n 1: the month following February and preceding April [syn: Mar]
2: the act of marching; walking with regular steps (especially
in a procession of some kind); "it was a long march"; "we
heard the sound of marching" [syn: marching]
3: a steady advance; "the march of science"; "the march of
4: a procession of people walking together; "the march went up
5: district consisting of the area on either side of a border
or boundary of a country or an area; "the Welsh marches
between England and Wales" [syn: borderland, border
6: genre of music written for marching; "Sousa wrote the best
marches" [syn: marching music]
7: a degree granted for the successful completion of advanced
study of architecture [syn: Master of Architecture]
v 1: march in a procession; "They processed into the dining room"
2: force to march; "The Japanese marched their prisoners
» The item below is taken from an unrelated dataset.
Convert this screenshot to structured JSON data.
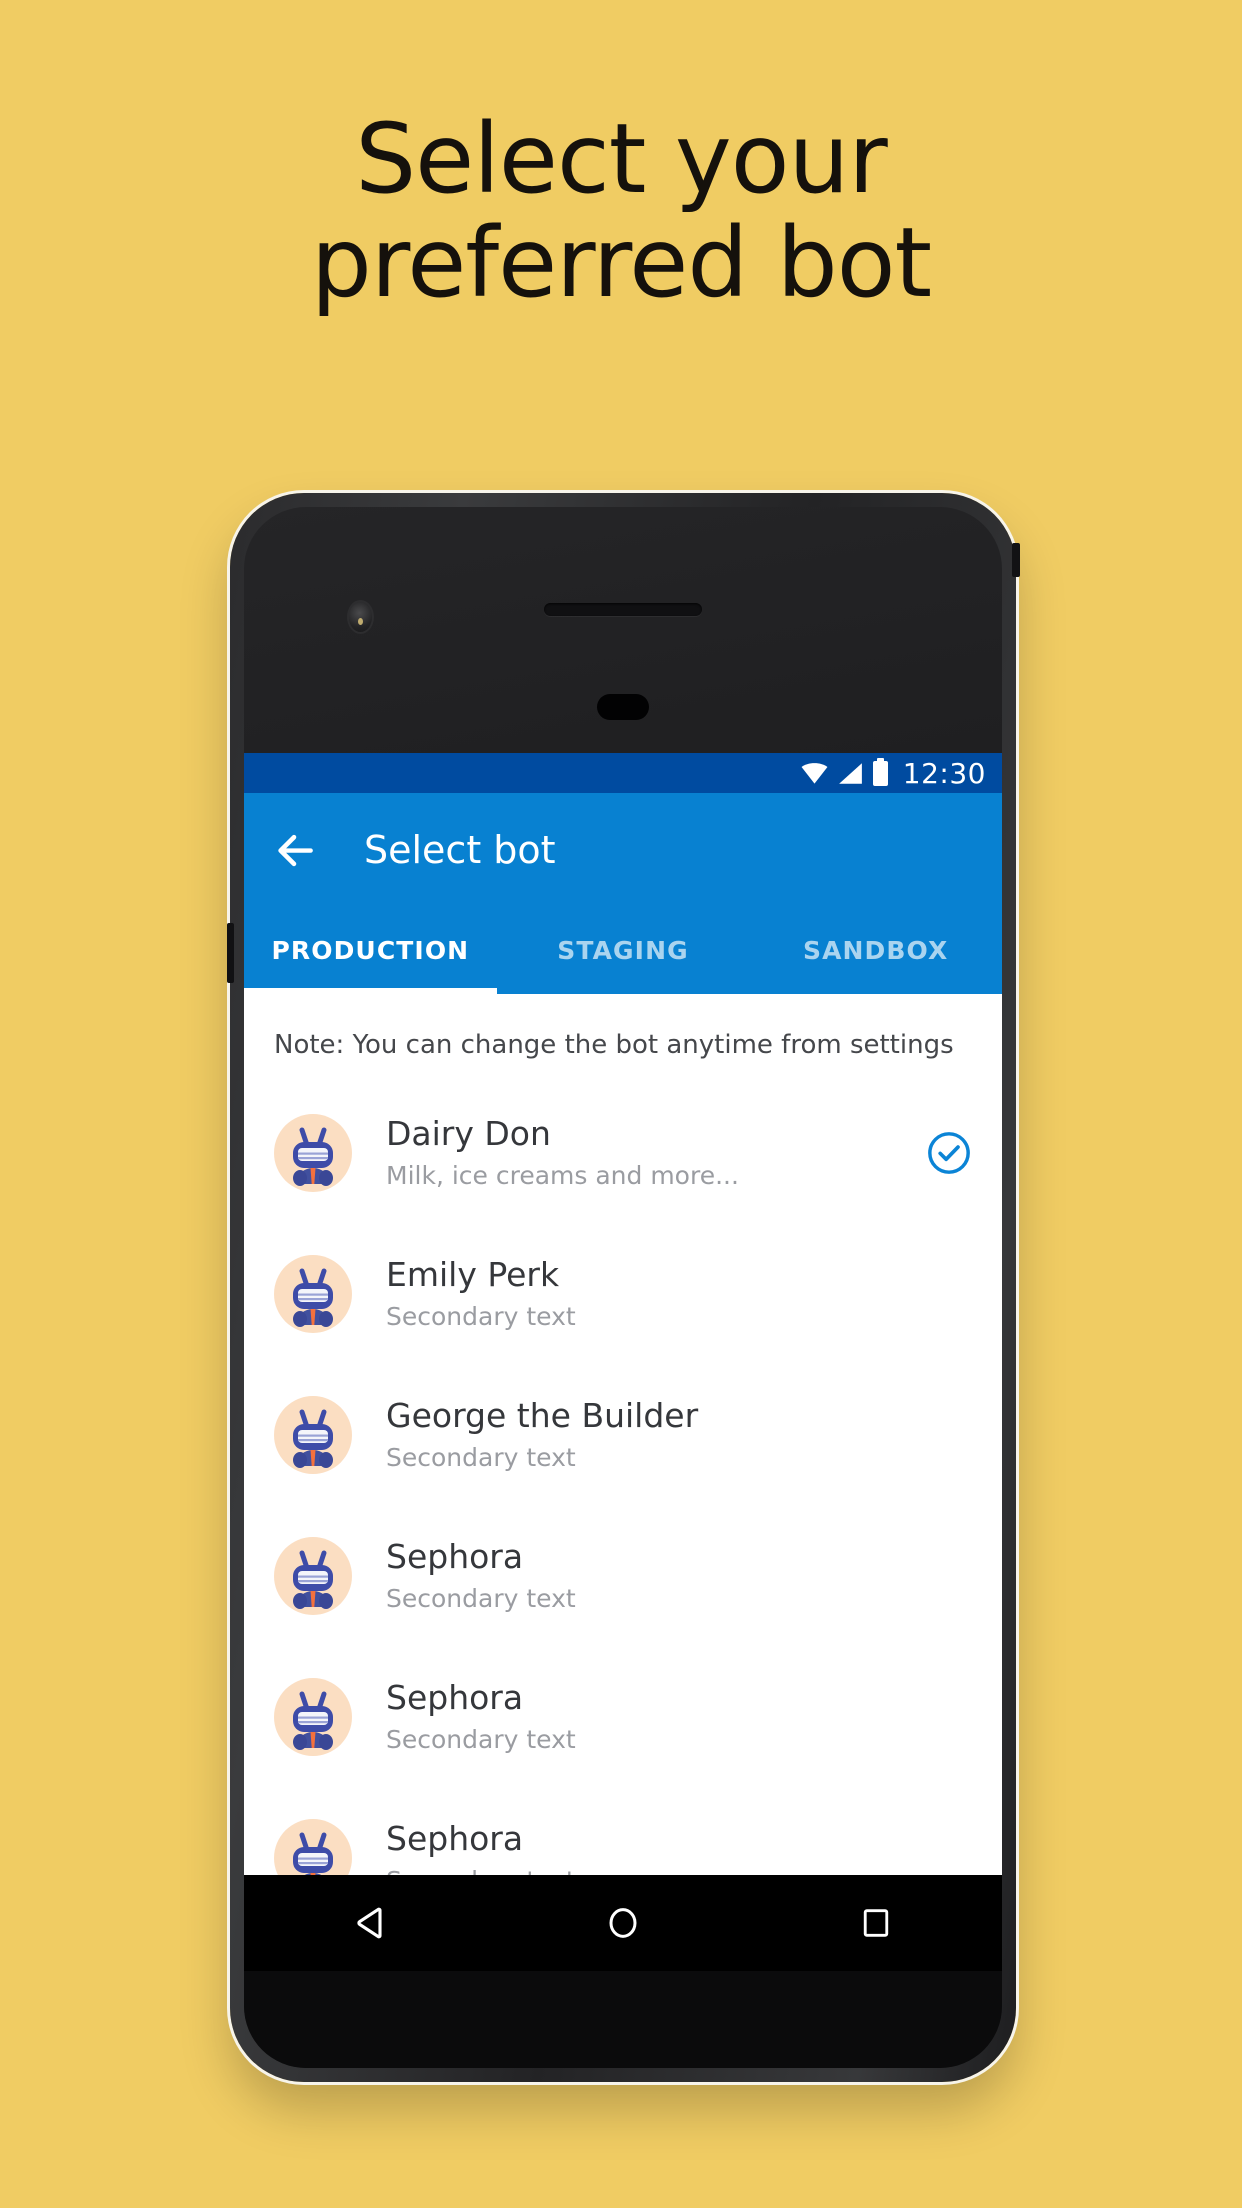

3: walk fast, with regular or measured steps; walk with a
stride; "He marched into the classroom and announced the
exam"; "The soldiers marched across the border"
4: march in protest; take part in a demonstration; "Thousands
demonstrated against globalization during the meeting of
the most powerful economic nations in Seattle" [syn: demonstrate]
5: walk ostentatiously; "She parades her new husband around
town" [syn: parade, exhibit]
6: cause to march or go at a marching pace; "They marched the
mules into the desert"
7: lie adjacent to another or share a boundary; "Canada adjoins
the U.S."; "England marches with Scotland" [syn: border,
adjoin, edge, abut, butt, butt against, butt